CBC reports the Canadian government is planning new regulations to protect underwater wrecks and historical sites. Now, there is only a patchwork of rules put in place by provincial and territorial governments.
Tens of thousands of shipwrecks
Canada has over 70,000km of coastline on the Arctic, Pacific and Atlantic Oceans plus huge freshwater lakes at the heart of the country and many waterways. One expert estimates there are between 30,000 and 40,000 shipwrecks that could be military, commercial or private.
When studied by archaeologists, the sites can reveal much about the country’s history, particularly given that the extensive waterways were used for transportation by Indigenous peoples and later on, by Europeans.
Sites damaged in many ways
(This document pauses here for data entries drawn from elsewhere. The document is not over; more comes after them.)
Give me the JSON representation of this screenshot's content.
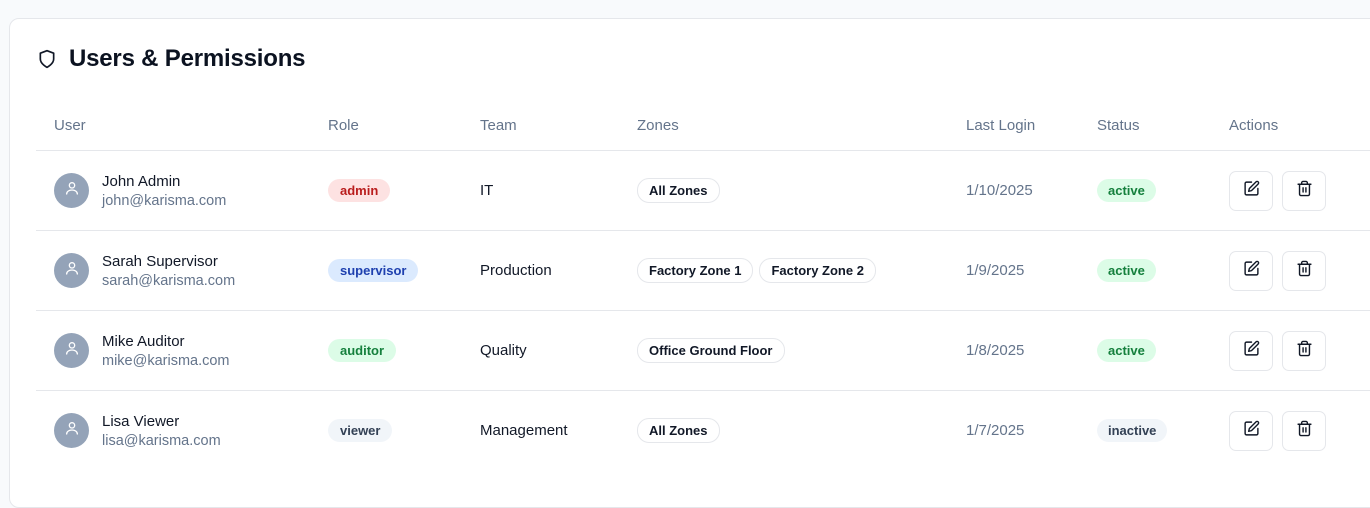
{
  "panel": {
    "title": "Users & Permissions",
    "icon": "shield-icon"
  },
  "columns": {
    "user": "User",
    "role": "Role",
    "team": "Team",
    "zones": "Zones",
    "last_login": "Last Login",
    "status": "Status",
    "actions": "Actions"
  },
  "colors": {
    "admin": {
      "bg": "#fde2e2",
      "fg": "#b91c1c"
    },
    "supervisor": {
      "bg": "#dbeafe",
      "fg": "#1e40af"
    },
    "auditor": {
      "bg": "#dcfce7",
      "fg": "#15803d"
    },
    "viewer": {
      "bg": "#f1f5f9",
      "fg": "#334155"
    },
    "active": {
      "bg": "#dcfce7",
      "fg": "#15803d"
    },
    "inactive": {
      "bg": "#f1f5f9",
      "fg": "#334155"
    }
  },
  "users": [
    {
      "name": "John Admin",
      "email": "john@karisma.com",
      "role": "admin",
      "team": "IT",
      "zones": [
        "All Zones"
      ],
      "last_login": "1/10/2025",
      "status": "active",
      "edit_icon": "edit-icon",
      "delete_icon": "trash-icon"
    },
    {
      "name": "Sarah Supervisor",
      "email": "sarah@karisma.com",
      "role": "supervisor",
      "team": "Production",
      "zones": [
        "Factory Zone 1",
        "Factory Zone 2"
      ],
      "last_login": "1/9/2025",
      "status": "active",
      "edit_icon": "edit-icon",
      "delete_icon": "trash-icon"
    },
    {
      "name": "Mike Auditor",
      "email": "mike@karisma.com",
      "role": "auditor",
      "team": "Quality",
      "zones": [
        "Office Ground Floor"
      ],
      "last_login": "1/8/2025",
      "status": "active",
      "edit_icon": "edit-icon",
      "delete_icon": "trash-icon"
    },
    {
      "name": "Lisa Viewer",
      "email": "lisa@karisma.com",
      "role": "viewer",
      "team": "Management",
      "zones": [
        "All Zones"
      ],
      "last_login": "1/7/2025",
      "status": "inactive",
      "edit_icon": "edit-icon",
      "delete_icon": "trash-icon"
    }
  ]
}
There are many threats to submerged ships and other historical sites. “Ships that were intact 20 years ago have been impacted by shipping anchors and…zebra mussels which place a great deal of strain and additional weight on shipwreck sites,” says Kimberly Monk, a professor of historical and maritime archaeology at Trent and Brock Universities.
“Marine aggregates, commercial fishing…and treasure salvage activity will compromise archaeological sites.”Listen
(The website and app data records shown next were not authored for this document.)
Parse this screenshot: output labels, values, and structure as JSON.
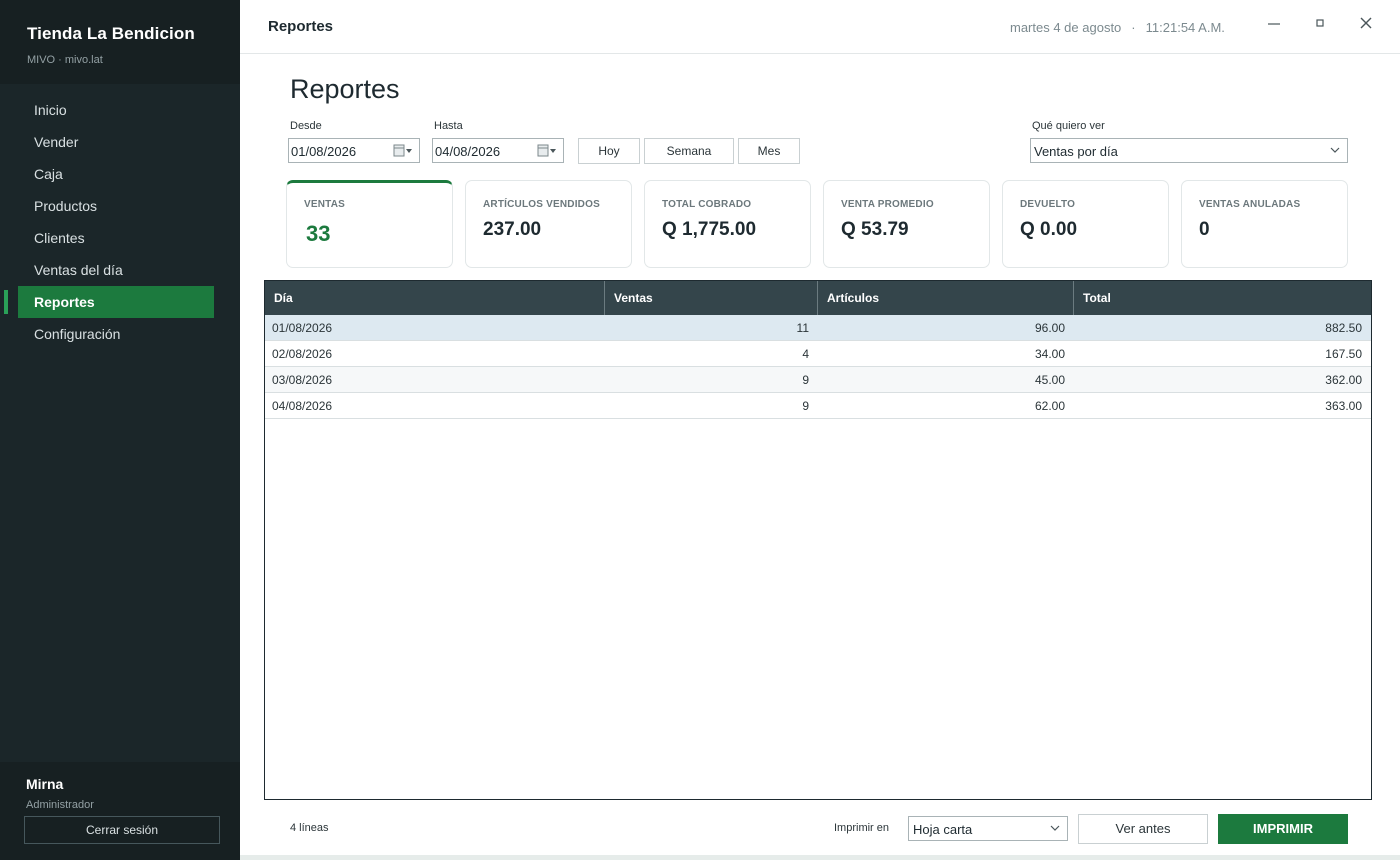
{
  "sidebar": {
    "brand_name": "Tienda La Bendicion",
    "brand_sub": "MIVO · mivo.lat",
    "items": [
      {
        "label": "Inicio"
      },
      {
        "label": "Vender"
      },
      {
        "label": "Caja"
      },
      {
        "label": "Productos"
      },
      {
        "label": "Clientes"
      },
      {
        "label": "Ventas del día"
      },
      {
        "label": "Reportes"
      },
      {
        "label": "Configuración"
      }
    ],
    "user_name": "Mirna",
    "user_role": "Administrador",
    "logout_label": "Cerrar sesión"
  },
  "topbar": {
    "title": "Reportes",
    "date": "martes 4 de agosto",
    "separator": "·",
    "time": "11:21:54 A.M."
  },
  "main": {
    "title": "Reportes",
    "from_label": "Desde",
    "from_value": "01/08/2026",
    "to_label": "Hasta",
    "to_value": "04/08/2026",
    "quick": [
      "Hoy",
      "Semana",
      "Mes"
    ],
    "view_label": "Qué quiero ver",
    "view_value": "Ventas por día"
  },
  "kpis": [
    {
      "label": "VENTAS",
      "value": "33"
    },
    {
      "label": "ARTÍCULOS VENDIDOS",
      "value": "237.00"
    },
    {
      "label": "TOTAL COBRADO",
      "value": "Q 1,775.00"
    },
    {
      "label": "VENTA PROMEDIO",
      "value": "Q 53.79"
    },
    {
      "label": "DEVUELTO",
      "value": "Q 0.00"
    },
    {
      "label": "VENTAS ANULADAS",
      "value": "0"
    }
  ],
  "table": {
    "headers": [
      "Día",
      "Ventas",
      "Artículos",
      "Total"
    ],
    "rows": [
      [
        "01/08/2026",
        "11",
        "96.00",
        "882.50"
      ],
      [
        "02/08/2026",
        "4",
        "34.00",
        "167.50"
      ],
      [
        "03/08/2026",
        "9",
        "45.00",
        "362.00"
      ],
      [
        "04/08/2026",
        "9",
        "62.00",
        "363.00"
      ]
    ]
  },
  "footer": {
    "lines_count": "4 líneas",
    "print_label": "Imprimir en",
    "print_value": "Hoja carta",
    "preview_label": "Ver antes",
    "print_button": "IMPRIMIR"
  },
  "colors": {
    "accent": "#1c7a3e",
    "sidebar": "#1b2629",
    "table_header": "#34454b"
  }
}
Famous wrecks needed special government orders
The impetus to develop new rules to protect submerged historical sites may have come from the recent discovery of of two 19th century British ships in Arctic waters. The HMS Erebus and HMS Terror were part of Sir John Franklin’s expedition. Because there were no regulations, the Canadian government had to pass cabinet orders to protect the two sites.
The government plans to hold public consultations before developing new regulations. Documents obtained by CBC suggest the target for implementation was summer 2019.